In 2012, both Colorado and Washington citizens passed ballot measures allowing the production, sale and use of marijuana for recreational purposes. In both cases, the ballot measure authorized the legislatures to develop regulatory regimes, and to impose taxes to pay for the regulation. (Note: in Colorado, those taxes had to be approved by a vote of the people, and they were, in 2013.)
Use the microeconomic theory we have been studying to analyze the legal and illegal markets for marijuana in Colorado or Washington, specifically with regard to the following issues:
Will the legal market survive or thrive if the taxes cause prices to be higher than the blackmarket? In other words, is demand in the legal market price elastic, or price inelastic. Use elasticity theory to explain your determination. Remember, the law of demand says that when price rises, quantity demanded falls. Elasticity helps us to answer the next question, “how much.”
In what market structure will the retail establishments operate (perfect competition, monopoly, monopolistic competition, oligopoly). Explain. To address this question, your will need to know a bit about the regulations that have been passed. The local newspapers (in Colorado, the Denver Post) have provided good coverage of the issue, both before the 2012 vote, and during the process of crafting the regulations. In Colorado, an election guide, called the Blue Book, also provided some good analysis of the tax measure. It can be found on the web site of the Colorado General Assembly.

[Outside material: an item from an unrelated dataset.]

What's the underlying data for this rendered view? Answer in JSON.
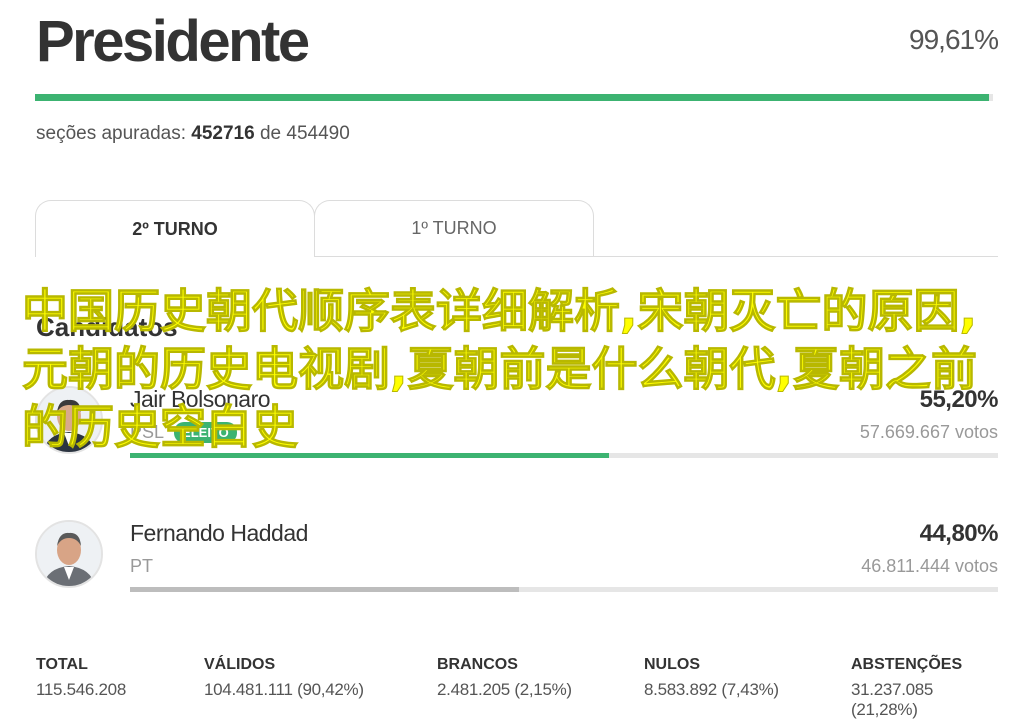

Both states legalized marijuana possession for personal use by adults ages 21 and older. Colorado, but not Washington, also legalized